» Exercise description
Every line containing the word "title" is to be copied from the data below.

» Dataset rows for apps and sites
########

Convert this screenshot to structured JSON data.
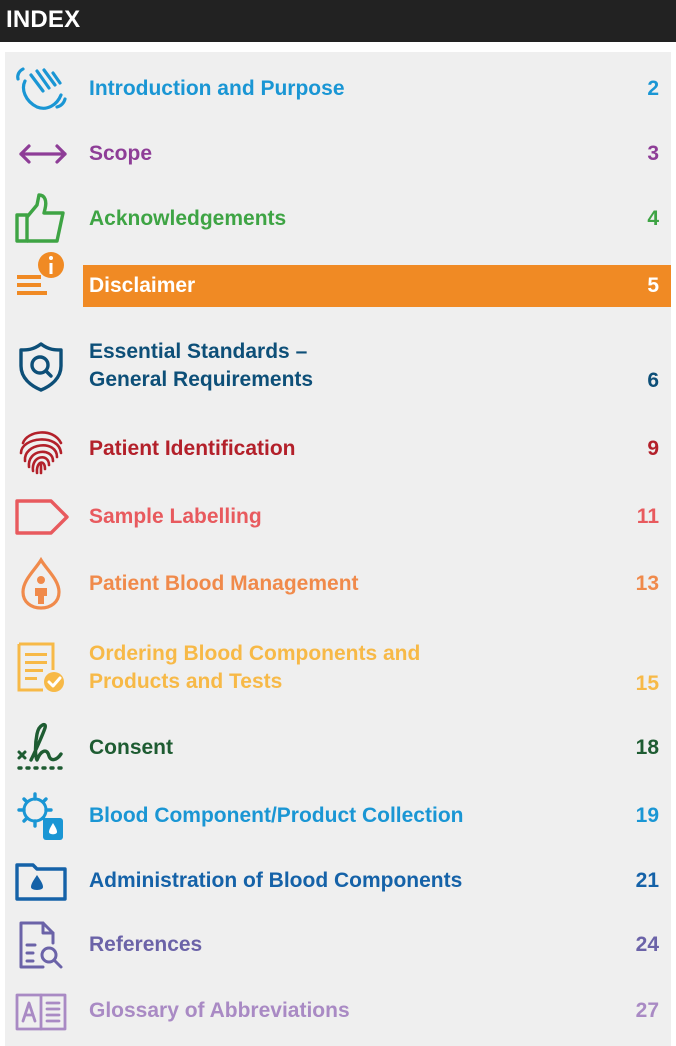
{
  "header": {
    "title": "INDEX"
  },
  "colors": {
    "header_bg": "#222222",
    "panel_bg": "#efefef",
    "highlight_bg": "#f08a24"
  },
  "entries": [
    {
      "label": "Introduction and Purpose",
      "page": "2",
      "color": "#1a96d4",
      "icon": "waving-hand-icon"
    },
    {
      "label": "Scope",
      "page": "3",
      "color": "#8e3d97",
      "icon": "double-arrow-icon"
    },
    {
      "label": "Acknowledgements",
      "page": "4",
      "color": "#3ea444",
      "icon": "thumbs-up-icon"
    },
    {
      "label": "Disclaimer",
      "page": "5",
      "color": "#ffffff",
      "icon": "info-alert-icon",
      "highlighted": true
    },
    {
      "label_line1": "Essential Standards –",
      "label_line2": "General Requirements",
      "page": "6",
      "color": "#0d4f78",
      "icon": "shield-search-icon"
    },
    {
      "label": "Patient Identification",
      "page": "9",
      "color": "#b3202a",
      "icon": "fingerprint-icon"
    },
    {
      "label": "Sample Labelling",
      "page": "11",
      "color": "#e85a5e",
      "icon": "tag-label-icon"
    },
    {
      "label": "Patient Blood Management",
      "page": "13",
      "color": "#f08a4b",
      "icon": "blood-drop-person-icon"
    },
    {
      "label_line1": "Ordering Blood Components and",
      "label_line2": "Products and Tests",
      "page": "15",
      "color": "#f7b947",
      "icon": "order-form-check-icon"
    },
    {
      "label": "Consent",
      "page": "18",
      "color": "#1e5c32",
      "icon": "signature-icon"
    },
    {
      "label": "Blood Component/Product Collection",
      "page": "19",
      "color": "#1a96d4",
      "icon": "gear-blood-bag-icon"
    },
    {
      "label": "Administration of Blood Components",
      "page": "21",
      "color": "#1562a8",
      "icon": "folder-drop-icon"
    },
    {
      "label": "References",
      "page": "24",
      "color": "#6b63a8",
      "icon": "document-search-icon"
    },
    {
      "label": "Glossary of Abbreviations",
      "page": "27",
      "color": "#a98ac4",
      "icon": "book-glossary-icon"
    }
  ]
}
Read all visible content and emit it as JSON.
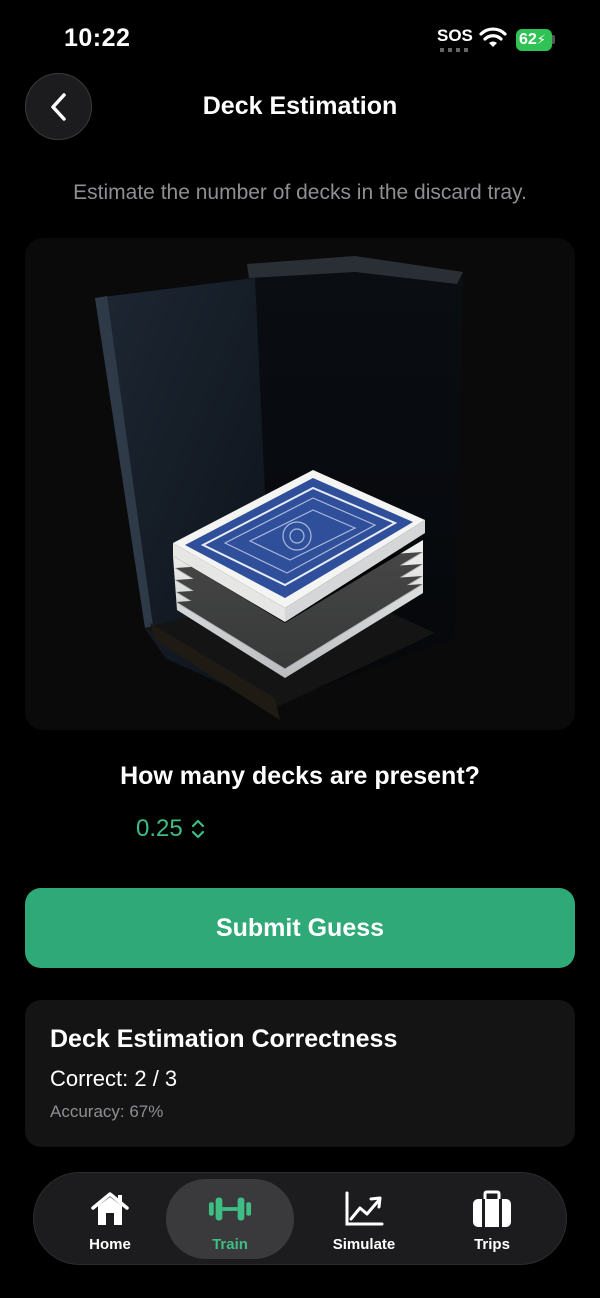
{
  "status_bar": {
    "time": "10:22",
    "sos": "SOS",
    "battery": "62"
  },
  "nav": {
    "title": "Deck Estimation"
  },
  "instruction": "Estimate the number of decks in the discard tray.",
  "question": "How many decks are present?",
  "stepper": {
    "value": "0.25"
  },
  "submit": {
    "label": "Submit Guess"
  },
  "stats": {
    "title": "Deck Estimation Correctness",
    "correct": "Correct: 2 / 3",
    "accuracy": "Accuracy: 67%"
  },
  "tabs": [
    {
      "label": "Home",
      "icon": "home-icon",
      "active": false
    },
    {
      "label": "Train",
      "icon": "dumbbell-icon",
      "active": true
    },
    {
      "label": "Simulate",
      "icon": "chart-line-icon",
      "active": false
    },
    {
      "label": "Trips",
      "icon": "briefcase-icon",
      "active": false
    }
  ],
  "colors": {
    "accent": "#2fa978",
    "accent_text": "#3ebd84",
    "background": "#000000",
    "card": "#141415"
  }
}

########

» Result
    "title": "INDEX"
    "title": "Deck Estimation"
    "title": "Deck Estimation Correctness",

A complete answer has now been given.